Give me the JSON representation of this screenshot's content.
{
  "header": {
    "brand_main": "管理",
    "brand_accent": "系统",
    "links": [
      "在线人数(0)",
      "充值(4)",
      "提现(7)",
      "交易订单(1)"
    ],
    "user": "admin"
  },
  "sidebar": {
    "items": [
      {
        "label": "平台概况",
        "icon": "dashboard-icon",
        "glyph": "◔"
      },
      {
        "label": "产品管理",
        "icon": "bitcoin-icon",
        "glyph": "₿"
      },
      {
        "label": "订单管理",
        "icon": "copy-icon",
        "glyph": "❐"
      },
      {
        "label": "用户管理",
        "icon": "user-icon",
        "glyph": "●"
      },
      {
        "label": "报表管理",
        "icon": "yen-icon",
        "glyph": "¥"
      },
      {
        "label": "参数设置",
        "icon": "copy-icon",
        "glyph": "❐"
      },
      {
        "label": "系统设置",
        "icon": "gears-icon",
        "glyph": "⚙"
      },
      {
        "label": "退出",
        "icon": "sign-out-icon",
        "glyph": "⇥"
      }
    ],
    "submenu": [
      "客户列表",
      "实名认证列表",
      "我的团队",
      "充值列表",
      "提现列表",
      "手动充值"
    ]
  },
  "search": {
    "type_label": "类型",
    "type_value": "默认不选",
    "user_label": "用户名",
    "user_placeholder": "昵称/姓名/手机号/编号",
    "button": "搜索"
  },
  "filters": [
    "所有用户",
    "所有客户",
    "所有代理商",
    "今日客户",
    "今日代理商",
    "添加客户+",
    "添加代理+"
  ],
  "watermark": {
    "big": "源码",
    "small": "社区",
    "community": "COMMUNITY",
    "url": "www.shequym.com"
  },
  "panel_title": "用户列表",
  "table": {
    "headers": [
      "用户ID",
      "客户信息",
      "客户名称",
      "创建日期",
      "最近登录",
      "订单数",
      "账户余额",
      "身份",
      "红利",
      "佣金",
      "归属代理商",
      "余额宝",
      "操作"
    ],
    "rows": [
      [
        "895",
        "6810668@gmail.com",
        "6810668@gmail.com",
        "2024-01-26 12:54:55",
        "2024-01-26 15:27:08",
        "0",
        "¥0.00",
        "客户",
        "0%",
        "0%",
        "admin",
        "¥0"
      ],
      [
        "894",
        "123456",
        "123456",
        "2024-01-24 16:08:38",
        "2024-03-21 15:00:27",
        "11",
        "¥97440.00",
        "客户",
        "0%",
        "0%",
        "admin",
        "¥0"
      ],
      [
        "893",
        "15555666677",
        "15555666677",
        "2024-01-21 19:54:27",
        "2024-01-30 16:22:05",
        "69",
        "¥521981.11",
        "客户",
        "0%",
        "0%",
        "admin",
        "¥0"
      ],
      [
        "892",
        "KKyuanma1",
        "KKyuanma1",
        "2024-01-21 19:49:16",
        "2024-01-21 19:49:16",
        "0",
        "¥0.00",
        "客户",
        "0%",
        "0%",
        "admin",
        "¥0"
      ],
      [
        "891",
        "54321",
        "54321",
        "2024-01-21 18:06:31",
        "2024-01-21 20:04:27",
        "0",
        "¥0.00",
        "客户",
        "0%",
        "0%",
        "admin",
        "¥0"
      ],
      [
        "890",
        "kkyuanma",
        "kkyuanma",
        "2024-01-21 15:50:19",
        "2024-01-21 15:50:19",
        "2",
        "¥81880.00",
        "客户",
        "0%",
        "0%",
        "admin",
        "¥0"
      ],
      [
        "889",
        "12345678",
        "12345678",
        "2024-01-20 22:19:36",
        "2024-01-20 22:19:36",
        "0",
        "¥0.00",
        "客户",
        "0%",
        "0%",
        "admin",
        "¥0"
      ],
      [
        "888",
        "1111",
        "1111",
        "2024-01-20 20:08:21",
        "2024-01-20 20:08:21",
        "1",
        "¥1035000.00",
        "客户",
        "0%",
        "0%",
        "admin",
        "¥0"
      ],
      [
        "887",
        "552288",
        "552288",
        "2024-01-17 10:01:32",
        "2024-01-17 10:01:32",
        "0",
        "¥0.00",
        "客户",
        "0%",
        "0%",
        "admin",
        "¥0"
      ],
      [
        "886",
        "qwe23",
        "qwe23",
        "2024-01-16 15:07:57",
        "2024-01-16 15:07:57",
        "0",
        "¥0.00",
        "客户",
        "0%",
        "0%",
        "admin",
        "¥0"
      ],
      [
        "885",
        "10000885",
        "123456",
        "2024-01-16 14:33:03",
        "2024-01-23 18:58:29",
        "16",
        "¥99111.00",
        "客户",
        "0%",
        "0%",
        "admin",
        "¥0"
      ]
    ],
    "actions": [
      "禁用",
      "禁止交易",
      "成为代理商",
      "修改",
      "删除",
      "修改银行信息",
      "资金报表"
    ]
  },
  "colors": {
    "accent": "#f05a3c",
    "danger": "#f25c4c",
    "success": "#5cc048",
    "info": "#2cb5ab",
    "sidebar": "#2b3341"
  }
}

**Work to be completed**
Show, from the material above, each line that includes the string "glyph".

**Solved problem**
        "glyph": "◔"
        "glyph": "₿"
        "glyph": "❐"
        "glyph": "●"
        "glyph": "¥"
        "glyph": "❐"
        "glyph": "⚙"
        "glyph": "⇥"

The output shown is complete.